Central Limit Theorem: The Central Limit Theorem states that the sum of a large number of independent and identically distributed random variables will tend to have a distribution that approaches a normal distribution. This theorem underlies the foundation of many statistical techniques and is crucial in deep learning because neural networks often involve the aggregation of numerous parameters and activations. The normal distribution allows for reliable statistical analysis and inference.
Initialization of Network Weights: In deep learning, network weights are typically initialized randomly to break the symmetry among neurons. A common practice is to initialize the weights with values drawn from a normal distribution, often with zero mean and small variance. This initialization strategy facilitates faster convergence during training and helps avoid the problem of dead neurons.
Activation Functions: Activation functions play a crucial role in neural networks by introducing non-linearities. Many popular activation functions, such as the sigmoid, tanh, and Gaussian error linear units (GELUs), are designed to operate well within the range of the normal distribution. They tend to map inputs to outputs that are distributed around the mean of the normal distribution, promoting stable and efficient learning.

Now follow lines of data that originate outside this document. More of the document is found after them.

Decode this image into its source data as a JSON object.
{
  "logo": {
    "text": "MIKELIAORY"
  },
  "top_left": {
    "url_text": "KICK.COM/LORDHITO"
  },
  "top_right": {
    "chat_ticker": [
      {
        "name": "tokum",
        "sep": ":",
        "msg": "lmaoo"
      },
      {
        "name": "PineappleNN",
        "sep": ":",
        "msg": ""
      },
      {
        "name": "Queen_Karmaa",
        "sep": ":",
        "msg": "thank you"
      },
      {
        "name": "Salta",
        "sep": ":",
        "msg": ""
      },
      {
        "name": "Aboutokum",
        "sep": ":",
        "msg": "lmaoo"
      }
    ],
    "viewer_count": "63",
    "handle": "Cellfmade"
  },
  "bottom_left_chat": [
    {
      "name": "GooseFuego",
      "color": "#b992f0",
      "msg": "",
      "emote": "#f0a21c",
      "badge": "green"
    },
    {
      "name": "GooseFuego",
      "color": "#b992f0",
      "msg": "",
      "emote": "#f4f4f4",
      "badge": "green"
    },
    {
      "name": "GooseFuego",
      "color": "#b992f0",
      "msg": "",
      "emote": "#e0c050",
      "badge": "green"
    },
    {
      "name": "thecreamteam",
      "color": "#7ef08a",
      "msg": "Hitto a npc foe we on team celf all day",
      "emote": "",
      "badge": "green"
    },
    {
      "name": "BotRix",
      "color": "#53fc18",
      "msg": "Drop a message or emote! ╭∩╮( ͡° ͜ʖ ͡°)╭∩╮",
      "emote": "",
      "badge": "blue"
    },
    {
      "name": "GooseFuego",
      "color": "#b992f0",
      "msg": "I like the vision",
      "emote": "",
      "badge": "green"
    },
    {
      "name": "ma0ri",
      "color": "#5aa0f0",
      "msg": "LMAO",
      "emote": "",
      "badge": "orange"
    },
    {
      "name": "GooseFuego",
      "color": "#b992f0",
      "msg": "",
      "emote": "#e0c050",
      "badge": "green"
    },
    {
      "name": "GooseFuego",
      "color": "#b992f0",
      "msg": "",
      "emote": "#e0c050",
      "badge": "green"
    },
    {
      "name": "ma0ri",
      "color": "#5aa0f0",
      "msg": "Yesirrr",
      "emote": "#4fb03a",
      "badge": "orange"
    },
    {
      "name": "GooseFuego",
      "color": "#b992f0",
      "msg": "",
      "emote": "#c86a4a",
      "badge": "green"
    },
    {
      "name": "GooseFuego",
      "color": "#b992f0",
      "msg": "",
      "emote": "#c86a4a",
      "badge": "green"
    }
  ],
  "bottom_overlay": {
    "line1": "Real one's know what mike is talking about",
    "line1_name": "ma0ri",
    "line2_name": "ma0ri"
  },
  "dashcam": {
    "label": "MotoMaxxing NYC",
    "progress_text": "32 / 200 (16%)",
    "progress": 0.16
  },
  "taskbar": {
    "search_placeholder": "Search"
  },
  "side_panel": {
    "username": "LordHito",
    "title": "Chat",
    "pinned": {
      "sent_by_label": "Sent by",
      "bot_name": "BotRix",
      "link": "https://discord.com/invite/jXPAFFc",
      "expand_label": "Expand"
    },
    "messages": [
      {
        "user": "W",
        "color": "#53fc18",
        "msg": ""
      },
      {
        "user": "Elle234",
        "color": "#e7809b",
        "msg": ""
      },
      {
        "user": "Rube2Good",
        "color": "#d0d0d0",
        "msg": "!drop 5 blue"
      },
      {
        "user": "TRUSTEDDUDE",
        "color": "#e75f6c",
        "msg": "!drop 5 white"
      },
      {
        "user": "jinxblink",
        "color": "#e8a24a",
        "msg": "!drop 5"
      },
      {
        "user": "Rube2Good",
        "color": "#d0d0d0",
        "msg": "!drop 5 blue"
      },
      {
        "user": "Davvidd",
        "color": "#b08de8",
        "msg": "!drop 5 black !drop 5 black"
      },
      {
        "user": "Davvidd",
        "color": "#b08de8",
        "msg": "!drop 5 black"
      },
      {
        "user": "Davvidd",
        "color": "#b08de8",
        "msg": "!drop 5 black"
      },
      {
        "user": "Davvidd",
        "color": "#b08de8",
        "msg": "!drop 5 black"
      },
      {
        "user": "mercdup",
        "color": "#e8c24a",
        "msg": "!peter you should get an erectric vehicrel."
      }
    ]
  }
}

Noise Modeling: In some deep learning applications, it is beneficial to model and incorporate noise into the learning process. Gaussian noise, which follows a normal distribution, is commonly used to model various types of noise, such as measurement noise, adversarial perturbations, or stochasticity in generative models. Normal distributions provide a convenient mathematical framework to model and analyze such noise.
Probabilistic Models: Deep learning has expanded beyond deterministic models and embraces probabilistic models that capture uncertainty. Probabilistic models often use normal distributions as the building blocks to model uncertainties, such as Gaussian mixture models (GMMs), variational autoencoders (VAEs), or Gaussian processes (GPs). The mathematical tractability of normal distributions simplifies the training and inference procedures in these probabilistic models.
Loss Functions: In many deep learning tasks, the choice of an appropriate loss function is critical. When dealing with regression problems, mean squared error (MSE) loss is commonly used, assuming that the errors follow a normal distribution. Similarly, in generative models, the maximum likelihood estimation (MLE) objective assumes that the generated samples follow a target distribution, often a normal distribution.
Overall, the use of normal distributions in deep learning enables effective initialization, efficient optimization, noise modeling, uncertainty quantification, and probabilistic modeling, making them fundamental to many aspects of the field.